He also insisted that memories of events around the invasion — which led to the death of more than 150,000 Iraqis and 179 British soldiers — would never leave him.

“There will not be a day of my life where I don’t relive or rethink what happened,” he told the news conference at London’s Admiralty House, once home to wartime prime minister Winston Churchill.

But after nearly two hours of talking and a barrage of questions from journalists, Blair was still adamant that he had taken the right decisions on Iraq despite the serious flaws in planning and execution which dogged the US-led invasion in 2003.



Seven years after it began, the official inquiry into Britain's role in the Iraq war finally reports on Wednesday with former prime minister Tony Blair expected to face severe criticism.

The Chilcot inquiry launched in 2009 as British troops withdrew from Iraq, tasked with investigating the run-up to the 2003 US-led invasion and the subsequent occupation.

Tens of thousands of Iraqis died during the conflict and the brutal sectarian war that followed, while 179 British soldiers also lost their lives -- many of whose relatives are still searching for answers.

The invasion was controversial at the time as it did not have explicit approval from the UN Security Council, while claims that Iraqi leader Saddam Hussein had weapons of mass destruction proved unfounded.

Although he stepped down in 2007, Blair remains reviled by much of Britain for the conflict, which is viewed as at best misguided, and as worst a war crime.




Sadness, insomnia, frustration and confusion: the Brexit blues have gripped many European Union supporters since Britain's shock decision to leave the bloc last week.

"I would say I am currently suffering from anxiety and/or depression," EU backer Mick Watson, 41, told AFP.

"I hadn't felt anything like this before Friday's referendum result.
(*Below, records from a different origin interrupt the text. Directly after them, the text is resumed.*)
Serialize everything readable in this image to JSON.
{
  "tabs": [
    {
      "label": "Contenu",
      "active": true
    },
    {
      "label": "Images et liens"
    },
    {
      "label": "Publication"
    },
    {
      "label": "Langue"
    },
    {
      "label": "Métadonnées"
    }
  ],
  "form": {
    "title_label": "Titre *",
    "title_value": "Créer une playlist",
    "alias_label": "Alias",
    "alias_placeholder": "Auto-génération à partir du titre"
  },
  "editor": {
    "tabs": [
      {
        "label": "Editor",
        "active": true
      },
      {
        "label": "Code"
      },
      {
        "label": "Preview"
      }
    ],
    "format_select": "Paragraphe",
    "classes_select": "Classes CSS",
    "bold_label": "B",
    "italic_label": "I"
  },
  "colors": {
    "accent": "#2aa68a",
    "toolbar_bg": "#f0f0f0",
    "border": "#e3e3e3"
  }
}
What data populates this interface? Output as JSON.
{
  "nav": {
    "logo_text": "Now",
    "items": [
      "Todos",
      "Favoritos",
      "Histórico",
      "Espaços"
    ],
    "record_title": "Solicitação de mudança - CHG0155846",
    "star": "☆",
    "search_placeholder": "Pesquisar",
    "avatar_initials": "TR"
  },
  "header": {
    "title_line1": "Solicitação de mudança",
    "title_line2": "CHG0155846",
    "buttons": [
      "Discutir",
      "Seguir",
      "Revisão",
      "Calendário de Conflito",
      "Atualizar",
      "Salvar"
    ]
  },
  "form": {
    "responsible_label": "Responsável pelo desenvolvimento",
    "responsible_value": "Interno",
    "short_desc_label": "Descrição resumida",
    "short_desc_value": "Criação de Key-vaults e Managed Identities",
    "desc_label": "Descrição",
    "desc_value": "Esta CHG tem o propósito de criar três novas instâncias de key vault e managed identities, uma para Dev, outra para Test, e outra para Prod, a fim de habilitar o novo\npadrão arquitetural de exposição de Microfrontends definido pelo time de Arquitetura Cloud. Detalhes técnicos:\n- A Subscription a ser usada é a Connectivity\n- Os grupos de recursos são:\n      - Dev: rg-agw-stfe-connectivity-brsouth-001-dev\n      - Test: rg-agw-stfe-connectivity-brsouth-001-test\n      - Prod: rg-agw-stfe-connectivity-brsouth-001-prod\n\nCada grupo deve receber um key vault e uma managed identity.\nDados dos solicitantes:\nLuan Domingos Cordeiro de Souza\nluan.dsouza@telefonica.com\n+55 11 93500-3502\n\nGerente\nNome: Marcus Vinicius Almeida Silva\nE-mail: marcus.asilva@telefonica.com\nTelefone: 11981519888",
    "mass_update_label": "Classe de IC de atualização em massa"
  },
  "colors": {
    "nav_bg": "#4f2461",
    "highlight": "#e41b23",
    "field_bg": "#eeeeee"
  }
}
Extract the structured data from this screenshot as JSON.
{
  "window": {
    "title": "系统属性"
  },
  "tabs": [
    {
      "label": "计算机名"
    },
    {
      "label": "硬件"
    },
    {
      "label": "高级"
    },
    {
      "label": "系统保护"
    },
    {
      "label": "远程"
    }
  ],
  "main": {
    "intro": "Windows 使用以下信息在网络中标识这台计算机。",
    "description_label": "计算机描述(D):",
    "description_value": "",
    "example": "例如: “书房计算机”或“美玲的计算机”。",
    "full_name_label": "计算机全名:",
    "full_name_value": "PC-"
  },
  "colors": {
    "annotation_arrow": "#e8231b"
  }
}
I am worried, very worried.



"I am constantly online, my work and home life has suffered. I feel like my way of life is threatened and that's scary," added the University of Edinburgh researcher.

The seismic vote has forced Britain to recognise the deep divisions within its society, a profound realisation that heralds a turbulent and uncertain future.

Around 17.4 million people voted to leave the EU, while 16.1 million voted to stay, leaving huge numbers fearful of life outside the bloc.




The Brexit vote could cool London's superheated property market, with some professionals already noting signs of a slowdown, though Gulf investors have signalled their interest is so far undimmed.

After a slump in 2008 during the global financial crisis, the sector recovered, first tentatively and then at full pelt, with average prices this year reaching 54 percent higher than their pre-crisis peak.

The growth was fuelled by population pressure, a desire by Britain's wealthier classes to put their savings into bricks and mortar, and the decision by magnates from the Gulf and Russia that London property was a safe place to park their fortunes.

But cracks were already starting to appear before Britain's shock vote on June 23 to leave the European Union, and these are now being magnified by fears of the economic fall-out and uncertainty that follows.

"Housing market activity and prices now look to be at very serious risk of an extended, marked downturn following the UK's vote to leave the EU," said Howard Archer, chief UK and European economist at IHS Global Insight.




British investment fund manager Fidelity will move 100 jobs from London to Dublin, it said Friday, but stressed the decision was made before the shock EU exit referendum result.



"We have been recruiting into the Dublin office at the moment and there are some roles that will be moving from the UK," a Fidelity spokeswoman told AFP.



"To be clear, this is all part of this long term strategy mentioned above, a strategy which has evolved over time and has nothing to do with the referendum."



The British people voted last week in a crunch referendum to leave the European Union, with 52 percent in favour and 48 percent against.